(Items from an interface collection)

-------------------------

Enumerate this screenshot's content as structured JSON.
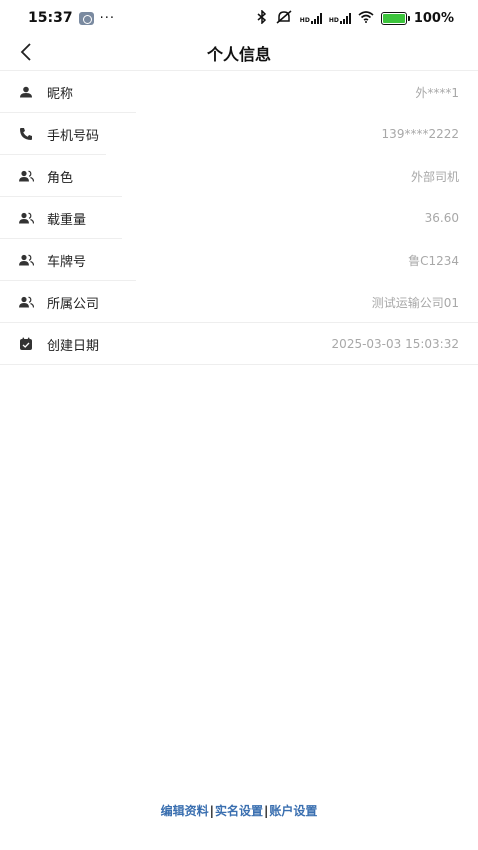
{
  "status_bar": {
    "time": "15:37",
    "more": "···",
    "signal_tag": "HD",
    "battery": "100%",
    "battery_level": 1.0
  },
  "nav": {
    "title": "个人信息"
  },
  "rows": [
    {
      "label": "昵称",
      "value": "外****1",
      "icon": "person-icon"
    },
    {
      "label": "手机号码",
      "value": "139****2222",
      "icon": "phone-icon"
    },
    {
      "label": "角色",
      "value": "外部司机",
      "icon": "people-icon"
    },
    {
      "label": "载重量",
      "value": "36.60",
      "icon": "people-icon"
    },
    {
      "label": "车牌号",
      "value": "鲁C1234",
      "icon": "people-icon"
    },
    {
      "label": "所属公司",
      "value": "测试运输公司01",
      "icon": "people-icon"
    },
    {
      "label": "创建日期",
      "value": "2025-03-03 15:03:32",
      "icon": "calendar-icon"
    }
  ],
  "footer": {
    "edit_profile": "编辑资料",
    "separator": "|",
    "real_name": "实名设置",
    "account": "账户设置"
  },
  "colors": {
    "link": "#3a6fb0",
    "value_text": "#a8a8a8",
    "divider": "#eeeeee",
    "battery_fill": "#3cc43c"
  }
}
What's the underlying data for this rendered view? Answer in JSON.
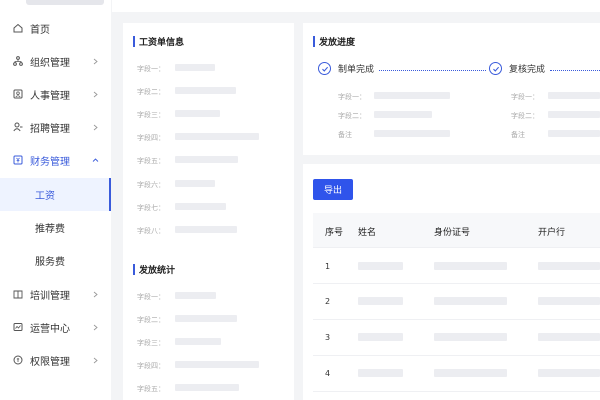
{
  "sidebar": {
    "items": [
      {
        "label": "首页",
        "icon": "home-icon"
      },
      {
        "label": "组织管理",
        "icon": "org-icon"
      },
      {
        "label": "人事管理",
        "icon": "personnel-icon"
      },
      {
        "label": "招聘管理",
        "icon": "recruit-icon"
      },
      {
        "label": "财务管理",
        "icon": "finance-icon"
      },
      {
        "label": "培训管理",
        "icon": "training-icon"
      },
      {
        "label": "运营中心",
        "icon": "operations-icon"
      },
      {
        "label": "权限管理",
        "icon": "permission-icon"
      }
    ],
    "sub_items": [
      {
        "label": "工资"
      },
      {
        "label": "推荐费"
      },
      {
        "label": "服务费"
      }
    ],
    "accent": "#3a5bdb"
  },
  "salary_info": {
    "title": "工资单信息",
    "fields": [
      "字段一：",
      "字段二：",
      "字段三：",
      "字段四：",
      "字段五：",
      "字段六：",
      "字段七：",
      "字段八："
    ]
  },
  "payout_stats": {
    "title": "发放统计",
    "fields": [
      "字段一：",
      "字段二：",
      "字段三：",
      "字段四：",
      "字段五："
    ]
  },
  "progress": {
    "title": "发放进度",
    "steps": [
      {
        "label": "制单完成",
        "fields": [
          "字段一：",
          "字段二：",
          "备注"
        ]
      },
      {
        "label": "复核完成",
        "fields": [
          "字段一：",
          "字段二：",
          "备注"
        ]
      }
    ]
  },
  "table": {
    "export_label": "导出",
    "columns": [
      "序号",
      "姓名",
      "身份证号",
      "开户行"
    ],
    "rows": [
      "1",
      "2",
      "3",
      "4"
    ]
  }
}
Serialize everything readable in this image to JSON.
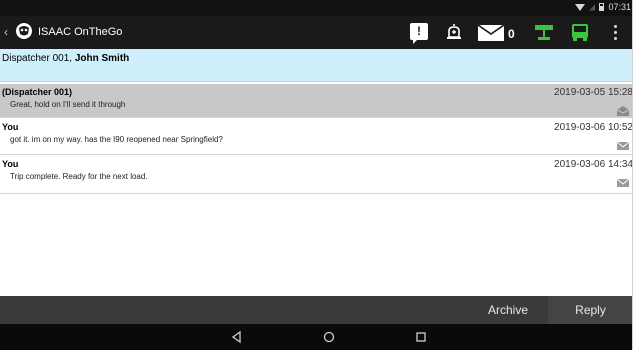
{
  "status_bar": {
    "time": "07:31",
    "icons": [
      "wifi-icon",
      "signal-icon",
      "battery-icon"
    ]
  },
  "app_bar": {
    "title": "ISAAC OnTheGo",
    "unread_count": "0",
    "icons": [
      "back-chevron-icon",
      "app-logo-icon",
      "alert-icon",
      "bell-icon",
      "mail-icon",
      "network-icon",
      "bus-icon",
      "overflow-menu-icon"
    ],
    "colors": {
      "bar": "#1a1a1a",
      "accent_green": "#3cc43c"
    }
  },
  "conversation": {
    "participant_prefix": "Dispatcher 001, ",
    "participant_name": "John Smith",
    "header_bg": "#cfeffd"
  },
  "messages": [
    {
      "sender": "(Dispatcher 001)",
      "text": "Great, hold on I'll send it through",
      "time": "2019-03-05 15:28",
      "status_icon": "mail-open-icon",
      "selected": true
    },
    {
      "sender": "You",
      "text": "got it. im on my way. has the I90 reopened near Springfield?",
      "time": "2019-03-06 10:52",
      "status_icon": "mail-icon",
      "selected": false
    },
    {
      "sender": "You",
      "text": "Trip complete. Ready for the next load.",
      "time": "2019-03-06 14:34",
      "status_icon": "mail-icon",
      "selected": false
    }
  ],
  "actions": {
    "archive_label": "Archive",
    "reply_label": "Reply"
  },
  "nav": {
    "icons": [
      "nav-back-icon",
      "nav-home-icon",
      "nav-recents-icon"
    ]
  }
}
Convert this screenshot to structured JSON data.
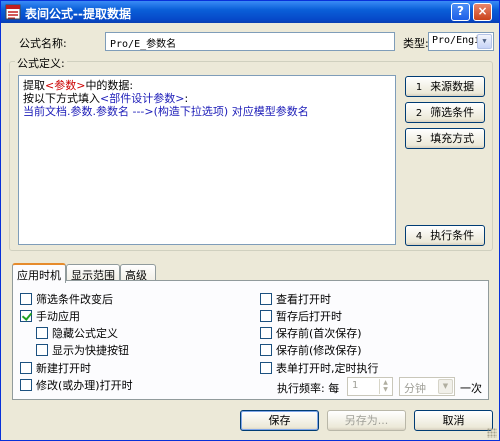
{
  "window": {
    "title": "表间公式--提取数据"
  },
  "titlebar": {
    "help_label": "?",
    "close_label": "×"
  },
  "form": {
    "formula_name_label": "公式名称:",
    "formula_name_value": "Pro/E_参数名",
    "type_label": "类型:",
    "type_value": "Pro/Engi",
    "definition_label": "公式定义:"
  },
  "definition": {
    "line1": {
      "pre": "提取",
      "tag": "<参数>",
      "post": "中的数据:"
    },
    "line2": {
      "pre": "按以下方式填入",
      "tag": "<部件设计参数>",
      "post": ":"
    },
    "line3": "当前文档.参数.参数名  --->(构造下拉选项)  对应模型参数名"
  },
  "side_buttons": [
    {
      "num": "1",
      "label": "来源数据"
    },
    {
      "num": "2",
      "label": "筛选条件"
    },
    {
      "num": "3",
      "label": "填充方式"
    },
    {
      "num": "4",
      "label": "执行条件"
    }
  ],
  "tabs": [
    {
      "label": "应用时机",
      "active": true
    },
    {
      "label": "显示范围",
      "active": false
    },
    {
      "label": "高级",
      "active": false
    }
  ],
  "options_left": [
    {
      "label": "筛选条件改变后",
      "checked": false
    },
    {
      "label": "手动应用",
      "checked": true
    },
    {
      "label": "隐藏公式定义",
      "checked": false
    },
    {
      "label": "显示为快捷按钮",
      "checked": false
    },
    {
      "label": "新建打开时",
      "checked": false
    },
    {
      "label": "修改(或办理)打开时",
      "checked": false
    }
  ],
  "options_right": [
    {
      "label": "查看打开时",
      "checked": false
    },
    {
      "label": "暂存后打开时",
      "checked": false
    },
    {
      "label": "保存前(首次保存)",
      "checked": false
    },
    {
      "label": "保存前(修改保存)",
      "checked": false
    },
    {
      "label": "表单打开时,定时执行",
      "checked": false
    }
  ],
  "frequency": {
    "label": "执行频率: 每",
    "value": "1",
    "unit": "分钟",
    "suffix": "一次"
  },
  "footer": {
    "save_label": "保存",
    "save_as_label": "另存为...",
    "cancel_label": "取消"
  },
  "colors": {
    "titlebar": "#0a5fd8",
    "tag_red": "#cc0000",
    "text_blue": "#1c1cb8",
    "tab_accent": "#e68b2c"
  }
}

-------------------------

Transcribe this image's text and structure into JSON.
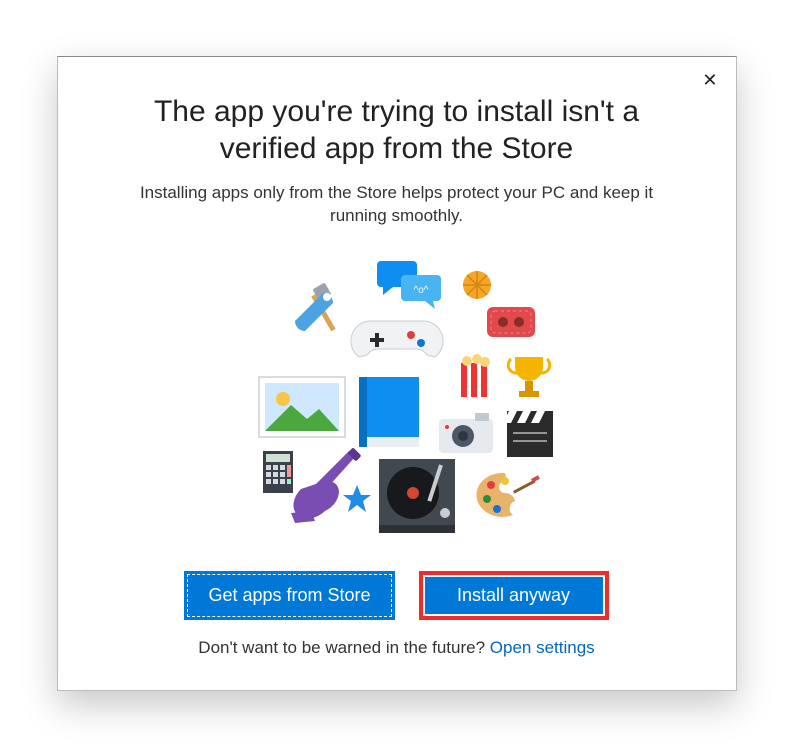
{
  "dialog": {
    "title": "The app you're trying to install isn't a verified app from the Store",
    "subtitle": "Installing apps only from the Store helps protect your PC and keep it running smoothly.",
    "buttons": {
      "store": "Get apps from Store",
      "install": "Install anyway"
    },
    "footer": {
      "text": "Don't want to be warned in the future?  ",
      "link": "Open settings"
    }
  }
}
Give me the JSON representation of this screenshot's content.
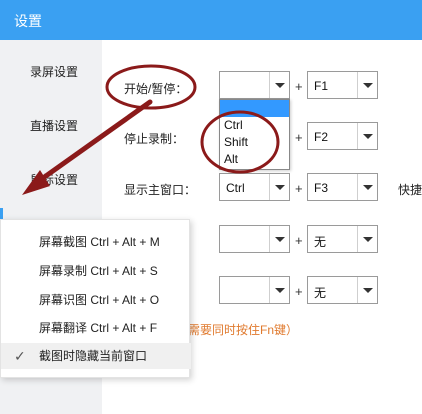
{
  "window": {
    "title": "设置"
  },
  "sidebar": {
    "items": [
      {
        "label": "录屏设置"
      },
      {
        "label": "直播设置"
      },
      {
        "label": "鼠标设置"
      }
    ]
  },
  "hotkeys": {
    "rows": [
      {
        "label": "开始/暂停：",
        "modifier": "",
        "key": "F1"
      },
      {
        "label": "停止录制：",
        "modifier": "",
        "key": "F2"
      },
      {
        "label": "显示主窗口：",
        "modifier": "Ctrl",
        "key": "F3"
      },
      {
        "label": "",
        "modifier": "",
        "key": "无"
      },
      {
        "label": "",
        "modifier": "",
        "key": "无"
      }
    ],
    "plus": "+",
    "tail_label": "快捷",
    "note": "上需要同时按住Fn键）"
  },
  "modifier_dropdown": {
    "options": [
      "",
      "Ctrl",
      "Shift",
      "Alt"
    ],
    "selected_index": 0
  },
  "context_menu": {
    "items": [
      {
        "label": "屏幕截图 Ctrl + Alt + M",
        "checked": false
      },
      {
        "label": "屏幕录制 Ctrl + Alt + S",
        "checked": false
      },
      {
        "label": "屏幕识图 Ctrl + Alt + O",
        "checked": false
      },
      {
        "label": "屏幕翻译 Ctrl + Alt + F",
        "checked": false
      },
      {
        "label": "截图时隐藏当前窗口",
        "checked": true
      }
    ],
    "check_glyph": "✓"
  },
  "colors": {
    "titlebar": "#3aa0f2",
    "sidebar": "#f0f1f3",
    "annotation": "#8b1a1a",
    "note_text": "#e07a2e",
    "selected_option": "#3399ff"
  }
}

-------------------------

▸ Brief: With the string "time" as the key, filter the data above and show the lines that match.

▸ Written answer:
    "time": "15:37",
    "time": "07:31",
      "time": "2019-03-05 15:28",
      "time": "2019-03-06 10:52",
      "time": "2019-03-06 14:34",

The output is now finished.